BEGIN Extracted entries

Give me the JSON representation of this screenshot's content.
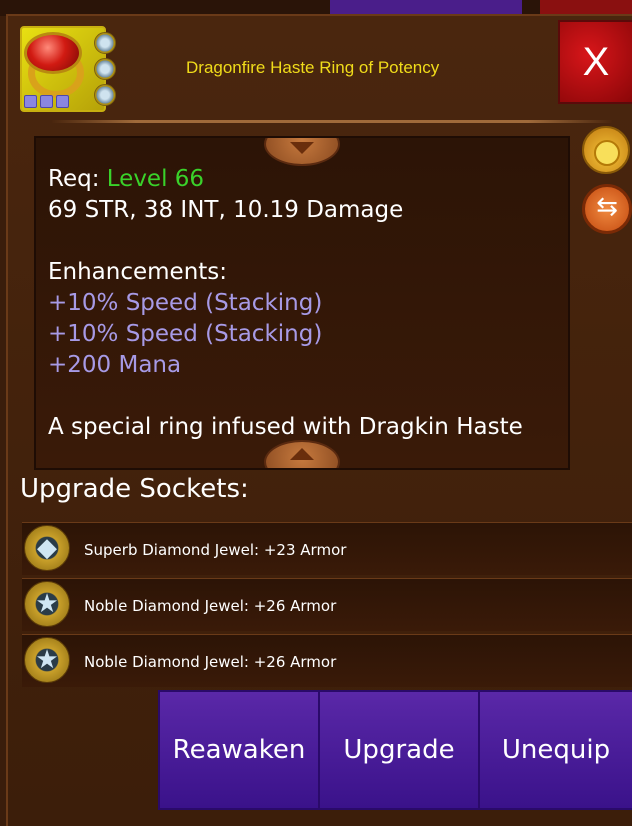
{
  "item": {
    "name": "Dragonfire Haste Ring of Potency",
    "icon": "ruby-ring-icon",
    "socket_pips": 3,
    "colors": {
      "title": "#f0dc1a",
      "level": "#3ad22a",
      "enhancement": "#a79ae6"
    }
  },
  "close_label": "X",
  "description": {
    "req_prefix": "Req:",
    "req_level": "Level 66",
    "stats": "69 STR, 38 INT, 10.19 Damage",
    "enhancements_header": "Enhancements:",
    "enhancements": [
      "+10% Speed (Stacking)",
      "+10% Speed (Stacking)",
      "+200 Mana"
    ],
    "flavor_text": "A special ring infused with Dragkin Haste"
  },
  "side_buttons": {
    "top": "coin-bag-icon",
    "bottom": "swap-arrows-icon"
  },
  "sockets": {
    "title": "Upgrade Sockets:",
    "items": [
      {
        "label": "Superb Diamond Jewel: +23 Armor",
        "icon": "diamond-jewel-icon"
      },
      {
        "label": "Noble Diamond Jewel: +26 Armor",
        "icon": "star-jewel-icon"
      },
      {
        "label": "Noble Diamond Jewel: +26 Armor",
        "icon": "star-jewel-icon"
      }
    ]
  },
  "actions": {
    "reawaken": "Reawaken",
    "upgrade": "Upgrade",
    "unequip": "Unequip"
  }
}
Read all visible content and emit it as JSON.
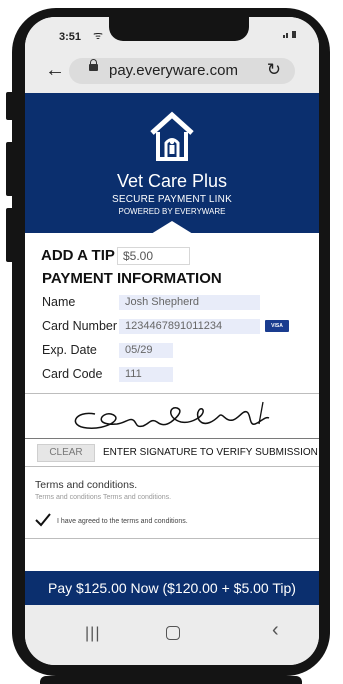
{
  "status": {
    "time": "3:51",
    "wifi_icon": "wifi-icon",
    "signal_icon": "signal-icon"
  },
  "browser": {
    "url": "pay.everyware.com",
    "back_icon": "back-arrow-icon",
    "reload_icon": "reload-icon"
  },
  "hero": {
    "brand": "Vet Care Plus",
    "subtitle": "SECURE PAYMENT LINK",
    "powered": "POWERED BY EVERYWARE",
    "logo_icon": "dog-house-icon",
    "color": "#0b2f6e"
  },
  "tip": {
    "title": "ADD A TIP",
    "value": "$5.00"
  },
  "payment": {
    "title": "PAYMENT INFORMATION",
    "name_label": "Name",
    "name_value": "Josh Shepherd",
    "card_label": "Card Number",
    "card_value": "1234467891011234",
    "card_brand": "VISA",
    "exp_label": "Exp. Date",
    "exp_value": "05/29",
    "code_label": "Card Code",
    "code_value": "111"
  },
  "signature": {
    "clear_label": "CLEAR",
    "instruction": "ENTER SIGNATURE TO VERIFY SUBMISSION"
  },
  "terms": {
    "title": "Terms and conditions.",
    "body": "Terms and conditions Terms and conditions.",
    "agree_label": "I have agreed to the terms and conditions.",
    "agreed": true
  },
  "pay_button": {
    "label": "Pay $125.00 Now ($120.00 + $5.00 Tip)"
  },
  "navbar": {
    "recent_icon": "recent-apps-icon",
    "home_icon": "home-icon",
    "back_icon": "back-chevron-icon"
  }
}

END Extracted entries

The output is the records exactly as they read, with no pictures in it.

Give me the JSON representation of this screenshot's content.
{
  "item": {
    "name": "Dragonfire Haste Ring of Potency",
    "icon": "ruby-ring-icon",
    "socket_pips": 3,
    "colors": {
      "title": "#f0dc1a",
      "level": "#3ad22a",
      "enhancement": "#a79ae6"
    }
  },
  "close_label": "X",
  "description": {
    "req_prefix": "Req:",
    "req_level": "Level 66",
    "stats": "69 STR, 38 INT, 10.19 Damage",
    "enhancements_header": "Enhancements:",
    "enhancements": [
      "+10% Speed (Stacking)",
      "+10% Speed (Stacking)",
      "+200 Mana"
    ],
    "flavor_text": "A special ring infused with Dragkin Haste"
  },
  "side_buttons": {
    "top": "coin-bag-icon",
    "bottom": "swap-arrows-icon"
  },
  "sockets": {
    "title": "Upgrade Sockets:",
    "items": [
      {
        "label": "Superb Diamond Jewel: +23 Armor",
        "icon": "diamond-jewel-icon"
      },
      {
        "label": "Noble Diamond Jewel: +26 Armor",
        "icon": "star-jewel-icon"
      },
      {
        "label": "Noble Diamond Jewel: +26 Armor",
        "icon": "star-jewel-icon"
      }
    ]
  },
  "actions": {
    "reawaken": "Reawaken",
    "upgrade": "Upgrade",
    "unequip": "Unequip"
  }
}
Read all visible content and emit it as JSON.
{
  "status": {
    "time": "3:51",
    "wifi_icon": "wifi-icon",
    "signal_icon": "signal-icon"
  },
  "browser": {
    "url": "pay.everyware.com",
    "back_icon": "back-arrow-icon",
    "reload_icon": "reload-icon"
  },
  "hero": {
    "brand": "Vet Care Plus",
    "subtitle": "SECURE PAYMENT LINK",
    "powered": "POWERED BY EVERYWARE",
    "logo_icon": "dog-house-icon",
    "color": "#0b2f6e"
  },
  "tip": {
    "title": "ADD A TIP",
    "value": "$5.00"
  },
  "payment": {
    "title": "PAYMENT INFORMATION",
    "name_label": "Name",
    "name_value": "Josh Shepherd",
    "card_label": "Card Number",
    "card_value": "1234467891011234",
    "card_brand": "VISA",
    "exp_label": "Exp. Date",
    "exp_value": "05/29",
    "code_label": "Card Code",
    "code_value": "111"
  },
  "signature": {
    "clear_label": "CLEAR",
    "instruction": "ENTER SIGNATURE TO VERIFY SUBMISSION"
  },
  "terms": {
    "title": "Terms and conditions.",
    "body": "Terms and conditions Terms and conditions.",
    "agree_label": "I have agreed to the terms and conditions.",
    "agreed": true
  },
  "pay_button": {
    "label": "Pay $125.00 Now ($120.00 + $5.00 Tip)"
  },
  "navbar": {
    "recent_icon": "recent-apps-icon",
    "home_icon": "home-icon",
    "back_icon": "back-chevron-icon"
  }
}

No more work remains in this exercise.